Richard Strier maintains that 'this ending is one of the most astounding moments in Herbert. '42 In this poem then, which consists of two movements, Herbert unites himself with God. The first stanza is devoted to the heart, the second to the lute. In the third, the heart and the lute unite with the Holy Spirit. Having completed the first movement with an expectation of a song on our part, Herbert introduces the second movement. This movement is also composed of three stanzas—'since all musick is but three parts vied/ And multiplied;' (lines 15-16).
In stanza 5 he considers how the Sun and the East cannot rival the glory of the Resurrection. Finally, he proclaims the mystery of the Resurrection. DEATH, SIN AND CHRISTIAN HOPE So far we have been listening, as it were, to the poets, who despite their fears and anxieties continue to express their Christian hope. The significance of their work for theological reflection is well brought out by David Jasper: 'The poet speaks in metaphor and analogy; theology itself cannot abandon the language of similitude and speak of the mystery of God in the language of science and analysis, for God is no analysable system.
While requiring basic items such as food and drink in order to survive, humans nevertheless are often made aware that the fulfillment of human existence needs more than these. Shakespeare expresses this well when he makes Hamlet cry out: 'What is a man,/ If his chief good and market of his time/ Be but to sleep and feed? ' 3 It seems that humans ask for more. Unfortunately, the answer to these existential questions is rarely clear.
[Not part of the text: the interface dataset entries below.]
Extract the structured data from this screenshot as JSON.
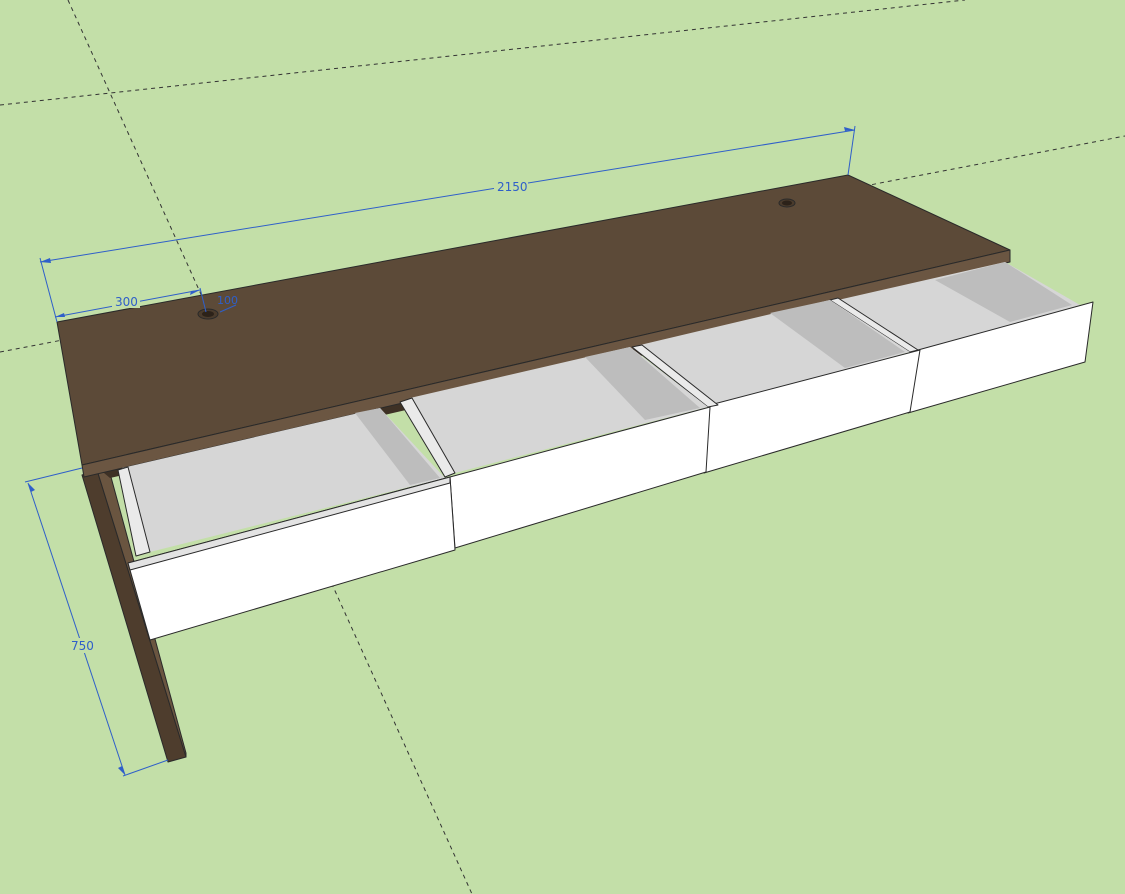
{
  "scene": {
    "background_color": "#c3dfa8",
    "wood_color": "#5c4a38",
    "drawer_color": "#ffffff",
    "drawer_interior_color": "#d4d4d4",
    "dimension_color": "#2f5fc9"
  },
  "dimensions": {
    "overall_length": "2150",
    "hole_offset": "300",
    "hole_diameter": "100",
    "height": "750"
  },
  "objects": {
    "drawer_count": 4,
    "cable_hole_count": 2
  }
}
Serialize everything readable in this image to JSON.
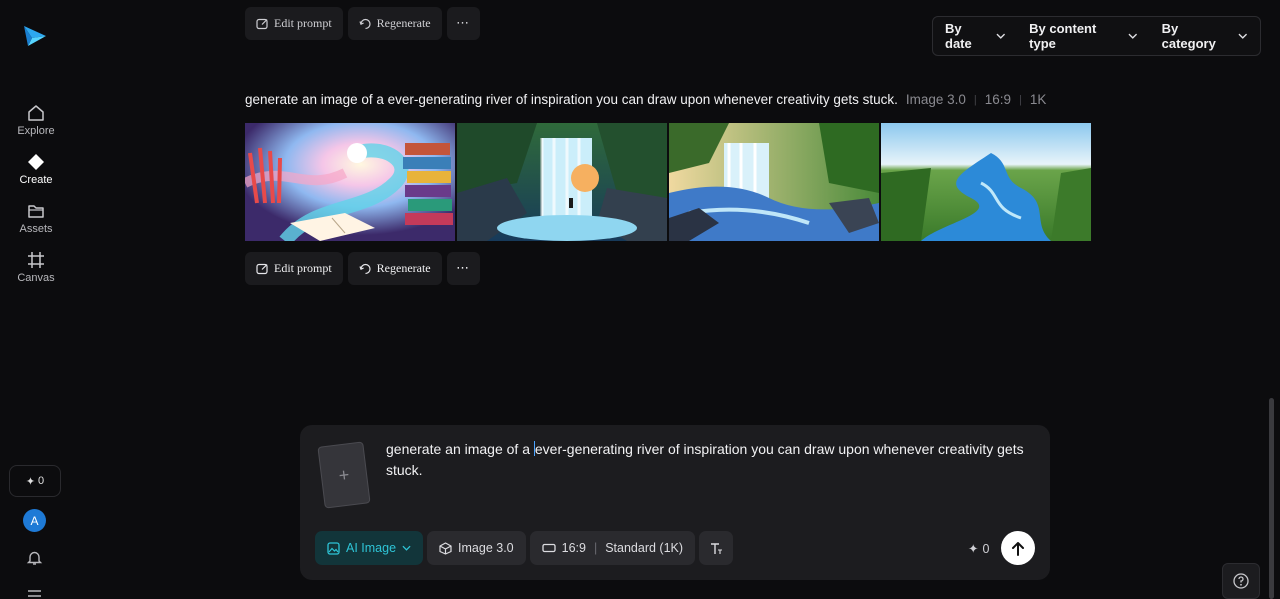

What is less unclear is a certain uneasiness or even dissatisfaction with merely satisfying one's immediate needs.
Commentary on Surah 12 of the Koran by Abd Allah Ibn Ulmar al- Baidawi